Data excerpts
■ ■ ■ ■ ■ ■ ■

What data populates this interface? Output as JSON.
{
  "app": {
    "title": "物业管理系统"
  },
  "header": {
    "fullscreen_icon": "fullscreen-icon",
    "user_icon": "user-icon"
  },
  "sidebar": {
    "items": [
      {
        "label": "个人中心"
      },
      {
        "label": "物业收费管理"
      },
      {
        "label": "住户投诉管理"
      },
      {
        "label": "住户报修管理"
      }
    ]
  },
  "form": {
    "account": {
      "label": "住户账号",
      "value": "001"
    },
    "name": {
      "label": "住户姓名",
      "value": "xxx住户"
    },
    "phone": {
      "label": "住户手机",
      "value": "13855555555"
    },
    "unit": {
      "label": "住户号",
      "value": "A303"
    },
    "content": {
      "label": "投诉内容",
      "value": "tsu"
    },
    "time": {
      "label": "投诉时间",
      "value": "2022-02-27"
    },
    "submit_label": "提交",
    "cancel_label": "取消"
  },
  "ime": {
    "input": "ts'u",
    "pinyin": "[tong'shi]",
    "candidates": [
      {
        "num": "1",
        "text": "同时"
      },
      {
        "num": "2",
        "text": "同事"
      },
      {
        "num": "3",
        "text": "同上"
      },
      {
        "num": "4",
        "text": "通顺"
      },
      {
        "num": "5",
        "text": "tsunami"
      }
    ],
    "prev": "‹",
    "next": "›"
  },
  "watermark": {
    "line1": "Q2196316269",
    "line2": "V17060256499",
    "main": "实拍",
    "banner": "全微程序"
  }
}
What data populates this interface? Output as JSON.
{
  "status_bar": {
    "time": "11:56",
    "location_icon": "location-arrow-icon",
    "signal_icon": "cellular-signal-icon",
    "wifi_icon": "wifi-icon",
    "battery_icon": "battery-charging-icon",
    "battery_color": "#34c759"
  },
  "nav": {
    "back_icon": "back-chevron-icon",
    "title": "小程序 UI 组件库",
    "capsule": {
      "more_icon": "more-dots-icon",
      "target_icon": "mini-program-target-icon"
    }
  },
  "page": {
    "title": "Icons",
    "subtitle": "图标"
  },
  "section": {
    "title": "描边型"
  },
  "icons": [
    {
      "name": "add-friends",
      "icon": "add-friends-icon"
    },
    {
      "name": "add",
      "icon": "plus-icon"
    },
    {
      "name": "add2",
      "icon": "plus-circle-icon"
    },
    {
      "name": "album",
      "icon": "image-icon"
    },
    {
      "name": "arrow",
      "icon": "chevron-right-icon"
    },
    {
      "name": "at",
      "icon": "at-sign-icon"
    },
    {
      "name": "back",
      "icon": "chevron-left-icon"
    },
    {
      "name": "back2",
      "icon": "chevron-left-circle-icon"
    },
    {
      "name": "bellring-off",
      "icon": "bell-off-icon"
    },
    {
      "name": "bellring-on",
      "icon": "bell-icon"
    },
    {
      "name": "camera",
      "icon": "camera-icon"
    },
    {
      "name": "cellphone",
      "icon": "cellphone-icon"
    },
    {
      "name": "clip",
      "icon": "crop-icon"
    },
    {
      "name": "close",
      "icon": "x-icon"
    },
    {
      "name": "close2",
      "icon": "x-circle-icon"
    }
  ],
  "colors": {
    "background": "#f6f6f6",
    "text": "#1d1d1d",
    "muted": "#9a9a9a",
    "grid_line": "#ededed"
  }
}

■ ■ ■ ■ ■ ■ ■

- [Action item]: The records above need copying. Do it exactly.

- [Your solution]:
What data populates this interface? Output as JSON.
{
  "app": {
    "title": "物业管理系统"
  },
  "header": {
    "fullscreen_icon": "fullscreen-icon",
    "user_icon": "user-icon"
  },
  "sidebar": {
    "items": [
      {
        "label": "个人中心"
      },
      {
        "label": "物业收费管理"
      },
      {
        "label": "住户投诉管理"
      },
      {
        "label": "住户报修管理"
      }
    ]
  },
  "form": {
    "account": {
      "label": "住户账号",
      "value": "001"
    },
    "name": {
      "label": "住户姓名",
      "value": "xxx住户"
    },
    "phone": {
      "label": "住户手机",
      "value": "13855555555"
    },
    "unit": {
      "label": "住户号",
      "value": "A303"
    },
    "content": {
      "label": "投诉内容",
      "value": "tsu"
    },
    "time": {
      "label": "投诉时间",
      "value": "2022-02-27"
    },
    "submit_label": "提交",
    "cancel_label": "取消"
  },
  "ime": {
    "input": "ts'u",
    "pinyin": "[tong'shi]",
    "candidates": [
      {
        "num": "1",
        "text": "同时"
      },
      {
        "num": "2",
        "text": "同事"
      },
      {
        "num": "3",
        "text": "同上"
      },
      {
        "num": "4",
        "text": "通顺"
      },
      {
        "num": "5",
        "text": "tsunami"
      }
    ],
    "prev": "‹",
    "next": "›"
  },
  "watermark": {
    "line1": "Q2196316269",
    "line2": "V17060256499",
    "main": "实拍",
    "banner": "全微程序"
  }
}
What data populates this interface? Output as JSON.
{
  "status_bar": {
    "time": "11:56",
    "location_icon": "location-arrow-icon",
    "signal_icon": "cellular-signal-icon",
    "wifi_icon": "wifi-icon",
    "battery_icon": "battery-charging-icon",
    "battery_color": "#34c759"
  },
  "nav": {
    "back_icon": "back-chevron-icon",
    "title": "小程序 UI 组件库",
    "capsule": {
      "more_icon": "more-dots-icon",
      "target_icon": "mini-program-target-icon"
    }
  },
  "page": {
    "title": "Icons",
    "subtitle": "图标"
  },
  "section": {
    "title": "描边型"
  },
  "icons": [
    {
      "name": "add-friends",
      "icon": "add-friends-icon"
    },
    {
      "name": "add",
      "icon": "plus-icon"
    },
    {
      "name": "add2",
      "icon": "plus-circle-icon"
    },
    {
      "name": "album",
      "icon": "image-icon"
    },
    {
      "name": "arrow",
      "icon": "chevron-right-icon"
    },
    {
      "name": "at",
      "icon": "at-sign-icon"
    },
    {
      "name": "back",
      "icon": "chevron-left-icon"
    },
    {
      "name": "back2",
      "icon": "chevron-left-circle-icon"
    },
    {
      "name": "bellring-off",
      "icon": "bell-off-icon"
    },
    {
      "name": "bellring-on",
      "icon": "bell-icon"
    },
    {
      "name": "camera",
      "icon": "camera-icon"
    },
    {
      "name": "cellphone",
      "icon": "cellphone-icon"
    },
    {
      "name": "clip",
      "icon": "crop-icon"
    },
    {
      "name": "close",
      "icon": "x-icon"
    },
    {
      "name": "close2",
      "icon": "x-circle-icon"
    }
  ],
  "colors": {
    "background": "#f6f6f6",
    "text": "#1d1d1d",
    "muted": "#9a9a9a",
    "grid_line": "#ededed"
  }
}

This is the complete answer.